==== Available data ====

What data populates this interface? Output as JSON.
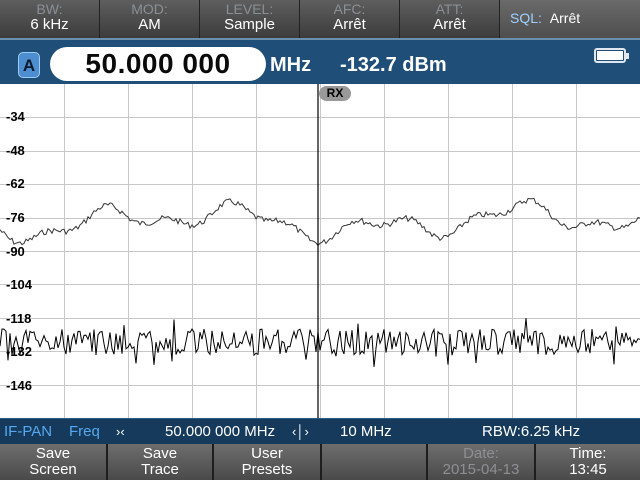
{
  "params": [
    {
      "label": "BW:",
      "value": "6 kHz"
    },
    {
      "label": "MOD:",
      "value": "AM"
    },
    {
      "label": "LEVEL:",
      "value": "Sample"
    },
    {
      "label": "AFC:",
      "value": "Arrêt"
    },
    {
      "label": "ATT:",
      "value": "Arrêt"
    }
  ],
  "sql": {
    "label": "SQL:",
    "value": "Arrêt"
  },
  "freq_row": {
    "channel": "A",
    "frequency": "50.000 000",
    "unit": "MHz",
    "level": "-132.7 dBm"
  },
  "battery": {
    "level": 1.0
  },
  "plot": {
    "marker": "RX",
    "y_ticks": [
      "-34",
      "-48",
      "-62",
      "-76",
      "-90",
      "-104",
      "-118",
      "-132",
      "-146"
    ],
    "y_range": [
      -160,
      -20
    ],
    "grid": true
  },
  "status": {
    "mode": "IF-PAN",
    "freq_label": "Freq",
    "center": "50.000 000 MHz",
    "span": "10 MHz",
    "rbw": "RBW:6.25 kHz"
  },
  "softkeys": [
    {
      "line1": "Save",
      "line2": "Screen",
      "enabled": true
    },
    {
      "line1": "Save",
      "line2": "Trace",
      "enabled": true
    },
    {
      "line1": "User",
      "line2": "Presets",
      "enabled": true
    },
    {
      "line1": "",
      "line2": "",
      "enabled": false
    },
    {
      "line1": "Date:",
      "line2": "2015-04-13",
      "enabled": false
    },
    {
      "line1": "Time:",
      "line2": "13:45",
      "enabled": true
    }
  ],
  "colors": {
    "freq_row_bg": "#1f4f78",
    "status_bg": "#163a5c",
    "status_accent": "#57a8f0",
    "status_text": "#ffffff",
    "sql_label": "#9fd0ff"
  }
}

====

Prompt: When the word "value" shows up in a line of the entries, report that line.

Written reply:
      "value": "6 kHz"
      "value": "AM"
      "value": "Sample"
      "value": "Arrêt"
      "value": "Arrêt"
    "value": "Arrêt"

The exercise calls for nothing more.